Her eldest son, Jorge Orlando Funez Murcia, was 17 when he left home in 1987. Like his father and brother, Funez was a mechanic, but couldn't make a living back home.

His mother tried to investigate his whereabouts as best she could from Honduras, eventually hearing from friends that her son was killed in a rail yard in Guadalajara. "They haven't brought me a body or anything, that's why I decided to look for him," she said.

Fifteen years later, Murcia's younger son, Almagro Orlando Funez Murcia, sneaked away without her permission. He was 23. After five years without a word he called her from southern Mexico to ask for money, which she didn't have.

The next call came from a Mexican man who said her son was at the U.S. border, but he couldn't continue without more money. Murcia asked to speak to her son, but the man said he was bathing. She told the man to have her son call back, but she never heard from him again.
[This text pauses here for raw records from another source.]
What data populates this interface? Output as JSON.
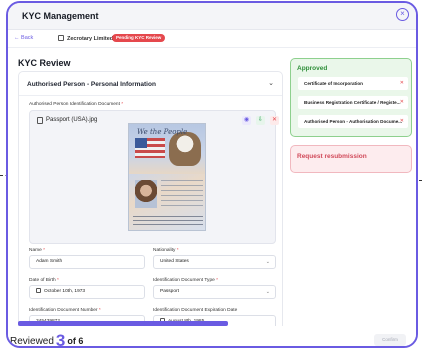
{
  "header": {
    "title": "KYC Management"
  },
  "subbar": {
    "back_label": "Back",
    "company": "Zecrotary Limited",
    "badge": "Pending KYC Review"
  },
  "page": {
    "title": "KYC Review"
  },
  "section": {
    "title": "Authorised Person - Personal Information",
    "doc_label": "Authorised Person Identification Document",
    "file_name": "Passport (USA).jpg",
    "passport_script": "We the People"
  },
  "fields": {
    "name_label": "Name",
    "name_value": "Adam Smith",
    "nationality_label": "Nationality",
    "nationality_value": "United States",
    "dob_label": "Date of Birth",
    "dob_value": "October 10th, 1973",
    "id_type_label": "Identification Document Type",
    "id_type_value": "Passport",
    "id_number_label": "Identification Document Number",
    "id_number_value": "345439872",
    "expiry_label": "Identification Document Expiration Date",
    "expiry_value": "August 8th, 1985"
  },
  "approved": {
    "title": "Approved",
    "items": [
      "Certificate of Incorporation",
      "Business Registration Certificate / Registe...",
      "Authorised Person - Authorisation Docume..."
    ]
  },
  "resubmission": {
    "title": "Request resubmission"
  },
  "footer": {
    "reviewed_label": "Reviewed",
    "reviewed_count": "3",
    "total_label": "of 6",
    "confirm_label": "Confirm"
  },
  "colors": {
    "accent": "#6a5be2",
    "approved": "#2f8f3a",
    "danger": "#e5484d"
  }
}
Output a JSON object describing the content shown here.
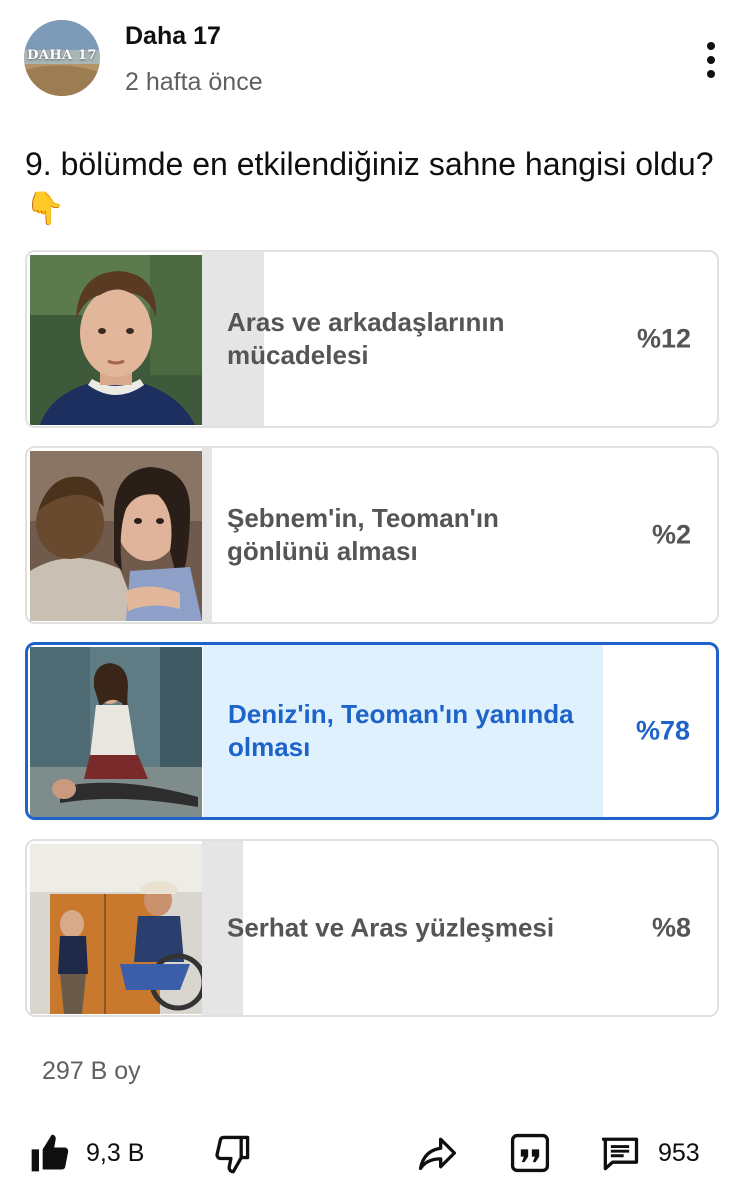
{
  "post": {
    "channel": "Daha 17",
    "avatar_text": "DAHA 17",
    "time": "2 hafta önce",
    "question": "9. bölümde en etkilendiğiniz sahne hangisi oldu? 👇"
  },
  "poll": {
    "options": [
      {
        "label": "Aras ve arkadaşlarının mücadelesi",
        "percent_label": "%12",
        "percent": 12,
        "selected": false
      },
      {
        "label": "Şebnem'in, Teoman'ın gönlünü alması",
        "percent_label": "%2",
        "percent": 2,
        "selected": false
      },
      {
        "label": "Deniz'in, Teoman'ın yanında olması",
        "percent_label": "%78",
        "percent": 78,
        "selected": true
      },
      {
        "label": "Serhat ve Aras yüzleşmesi",
        "percent_label": "%8",
        "percent": 8,
        "selected": false
      }
    ],
    "votes": "297 B oy"
  },
  "actions": {
    "likes": "9,3 B",
    "comments": "953"
  },
  "colors": {
    "accent": "#1e63c9",
    "selected_fill": "#def1fd",
    "bar_fill": "#e5e5e5",
    "border": "#e0e0e0"
  },
  "icons": [
    "more-vert-icon",
    "point-down-emoji",
    "thumb-up-icon",
    "thumb-down-icon",
    "share-icon",
    "quote-icon",
    "comment-icon"
  ]
}
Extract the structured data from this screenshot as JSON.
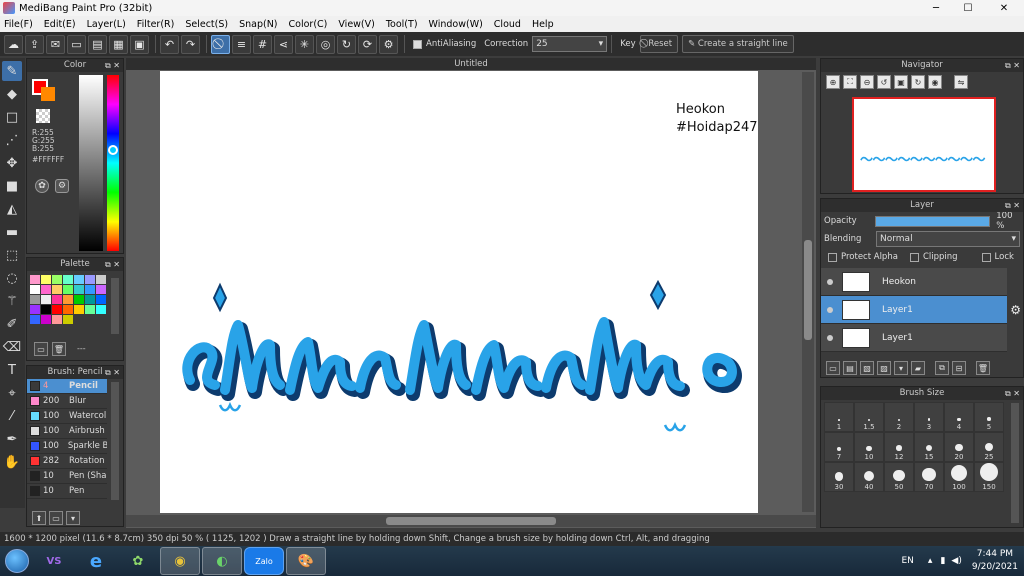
{
  "window": {
    "title": "MediBang Paint Pro (32bit)",
    "minimize": "─",
    "maximize": "☐",
    "close": "✕"
  },
  "menu": [
    "File(F)",
    "Edit(E)",
    "Layer(L)",
    "Filter(R)",
    "Select(S)",
    "Snap(N)",
    "Color(C)",
    "View(V)",
    "Tool(T)",
    "Window(W)",
    "Cloud",
    "Help"
  ],
  "toolbar": {
    "antialias_label": "AntiAliasing",
    "correction_label": "Correction",
    "correction_value": "25",
    "key_label": "Key",
    "reset_label": "Reset",
    "straight_line_label": "Create a straight line"
  },
  "color_panel": {
    "title": "Color",
    "r": "R:255",
    "g": "G:255",
    "b": "B:255",
    "hex": "#FFFFFF",
    "main_color": "#ff0000",
    "sub_color": "#ff8800"
  },
  "palette_panel": {
    "title": "Palette",
    "value": "---",
    "colors": [
      "#ff99cc",
      "#ffff66",
      "#99ff66",
      "#66ffcc",
      "#66ccff",
      "#9999ff",
      "#cccccc",
      "#ffffff",
      "#ff66cc",
      "#ffcc66",
      "#66ff66",
      "#33cccc",
      "#3399ff",
      "#cc66ff",
      "#999999",
      "#eeeeee",
      "#ff3399",
      "#ff9933",
      "#00cc00",
      "#009999",
      "#0066ff",
      "#9933ff",
      "#000000",
      "#ff0000",
      "#ff6600",
      "#ffcc00",
      "#66ff99",
      "#33ffff",
      "#3366ff",
      "#cc00cc",
      "#ff9999",
      "#cccc00"
    ]
  },
  "brush_panel": {
    "title": "Brush: Pencil",
    "items": [
      {
        "size": "4",
        "name": "Pencil",
        "color": "#3a3a3a"
      },
      {
        "size": "200",
        "name": "Blur",
        "color": "#ff88cc"
      },
      {
        "size": "100",
        "name": "Watercol",
        "color": "#66ddff"
      },
      {
        "size": "100",
        "name": "Airbrush",
        "color": "#dddddd"
      },
      {
        "size": "100",
        "name": "Sparkle B",
        "color": "#3355ff"
      },
      {
        "size": "282",
        "name": "Rotation",
        "color": "#ff3333"
      },
      {
        "size": "10",
        "name": "Pen (Sha",
        "color": "#222222"
      },
      {
        "size": "10",
        "name": "Pen",
        "color": "#222222"
      }
    ]
  },
  "document": {
    "tab": "Untitled",
    "line1": "Heokon",
    "line2": "#Hoidap247"
  },
  "navigator": {
    "title": "Navigator"
  },
  "layer_panel": {
    "title": "Layer",
    "opacity_label": "Opacity",
    "opacity_value": "100 %",
    "opacity": 1.0,
    "blending_label": "Blending",
    "blending_value": "Normal",
    "protect_alpha": "Protect Alpha",
    "clipping": "Clipping",
    "lock": "Lock",
    "layers": [
      "Heokon",
      "Layer1",
      "Layer1"
    ]
  },
  "brush_size_panel": {
    "title": "Brush Size",
    "sizes": [
      "1",
      "1.5",
      "2",
      "3",
      "4",
      "5",
      "7",
      "10",
      "12",
      "15",
      "20",
      "25",
      "30",
      "40",
      "50",
      "70",
      "100",
      "150"
    ]
  },
  "status": "1600 * 1200 pixel   (11.6 * 8.7cm)   350 dpi   50 %   ( 1125, 1202 )   Draw a straight line by holding down Shift, Change a brush size by holding down Ctrl, Alt, and dragging",
  "taskbar": {
    "apps": [
      "VS",
      "e",
      "✿",
      "◉",
      "◐",
      "Zalo",
      "🎨"
    ],
    "lang": "EN",
    "time": "7:44 PM",
    "date": "9/20/2021"
  }
}
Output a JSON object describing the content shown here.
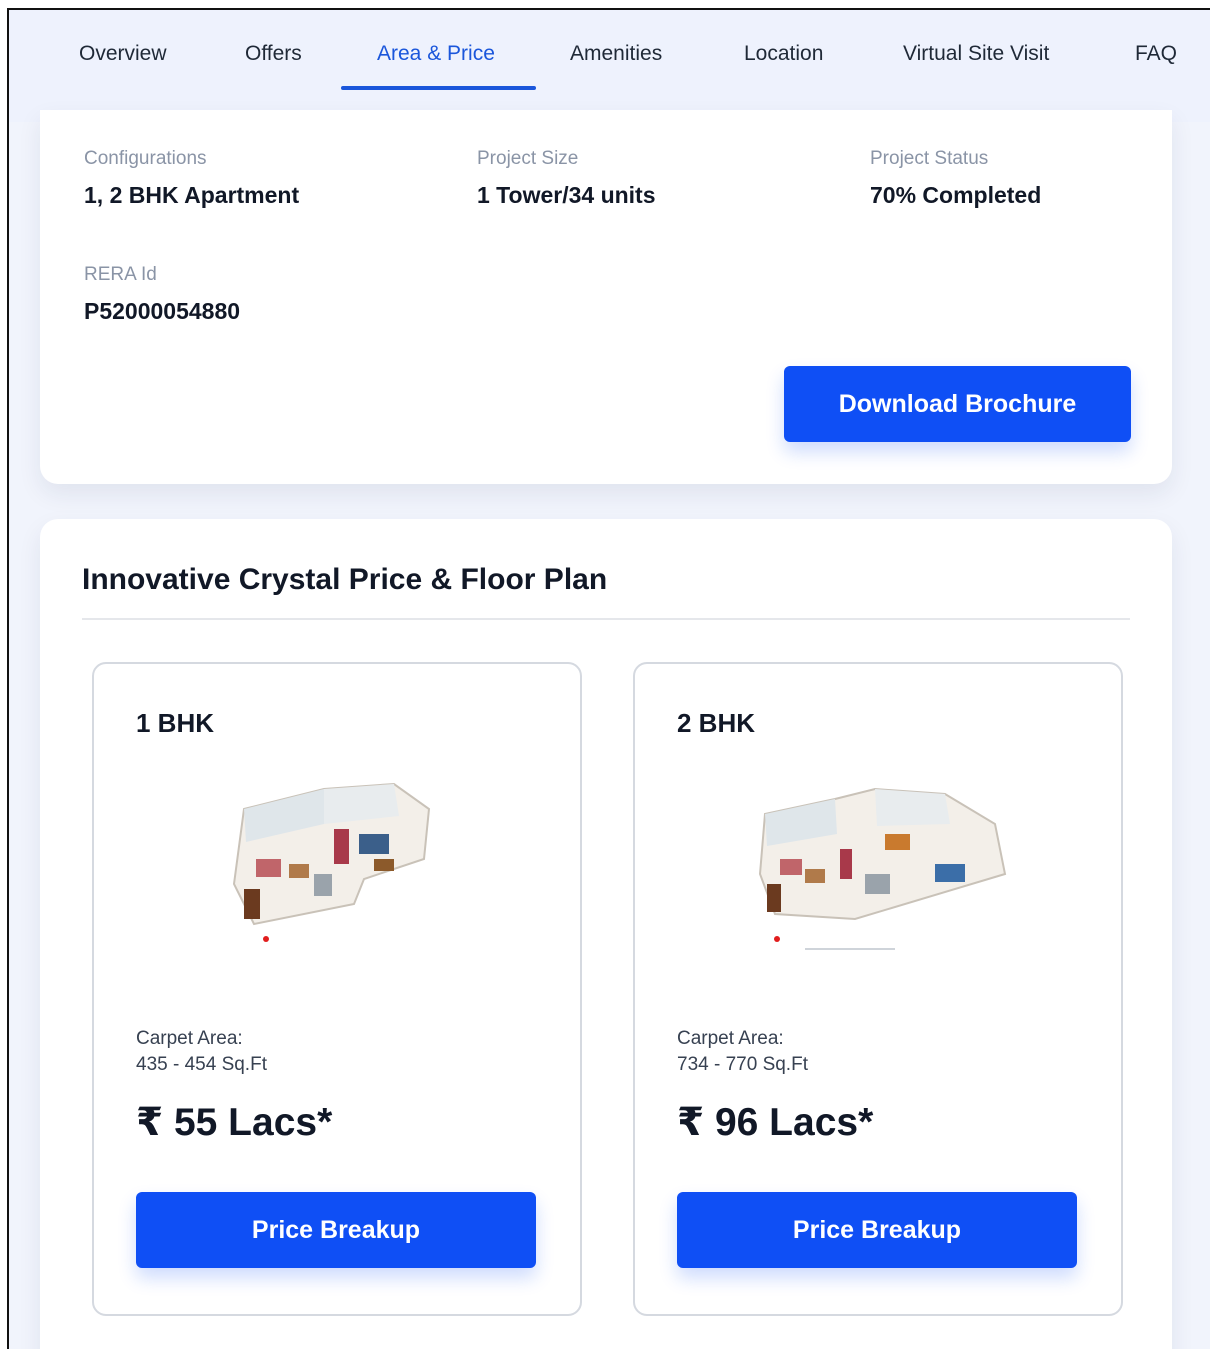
{
  "tabs": [
    {
      "label": "Overview"
    },
    {
      "label": "Offers"
    },
    {
      "label": "Area & Price"
    },
    {
      "label": "Amenities"
    },
    {
      "label": "Location"
    },
    {
      "label": "Virtual Site Visit"
    },
    {
      "label": "FAQ"
    }
  ],
  "active_tab": "Area & Price",
  "info": {
    "configurations_label": "Configurations",
    "configurations_value": "1, 2 BHK Apartment",
    "project_size_label": "Project Size",
    "project_size_value": "1 Tower/34 units",
    "project_status_label": "Project Status",
    "project_status_value": "70% Completed",
    "rera_label": "RERA Id",
    "rera_value": "P52000054880",
    "download_label": "Download Brochure"
  },
  "floor_plan": {
    "title": "Innovative Crystal Price & Floor Plan",
    "units": [
      {
        "name": "1 BHK",
        "area_label": "Carpet Area:",
        "area_value": "435 - 454 Sq.Ft",
        "price": "₹ 55 Lacs*",
        "button_label": "Price Breakup"
      },
      {
        "name": "2 BHK",
        "area_label": "Carpet Area:",
        "area_value": "734 - 770 Sq.Ft",
        "price": "₹ 96 Lacs*",
        "button_label": "Price Breakup"
      }
    ]
  },
  "colors": {
    "accent": "#0f4ff5",
    "active_tab": "#1a56db",
    "background": "#f1f4fc"
  }
}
After her son Gabriel Salmeron disappeared, Hernandez also received extortion calls. The last Hernandez had heard from Salmeron he was in Nuevo Laredo, and then nothing. But at one point during the five-year void, she started getting calls from someone who said they had Salmeron in Houston. She sent them $200, but they kept asking for more. They refused to put him on the phone, so she doesn't think they ever had him.

Salmeron said he didn't make it beyond Nuevo Laredo. He lost himself in drugs and wound up in Monterrey, wandering the streets looking for his next fix until he ran into members of an evangelical church that specializes in outreach to addicts. Now he's training to be a pastor.

The church's leader at first opposed the reunion between Hernandez and her son, fearing his promising young preacher would return to Honduras. But by Friday, the church had turned the reunion into a giant event. Members wore "Adictos a Cristo" (Addicted to Christ) T-shirts and inside a high-ceilinged auditorium, Christian rock thundered from a stage complete with a light show and smoke machine.

Salmeron entered with flowers for his mother. They clutched each other in a long embrace surrounded by cameras, before the son, wearing a gray suit and purple tie, launched into a sermon about his journey.

"My mother was in search of a miracle and this miracle became real," he said from the stage. Later, he said it was the happiest day of his life.

Watching the reunion of Hernandez with her son, Murcia and several other mothers wiped away tears.

"I was thinking in that moment that one day it will be my turn," Murcia said later. "It will be my turn to find him, whichever of the two."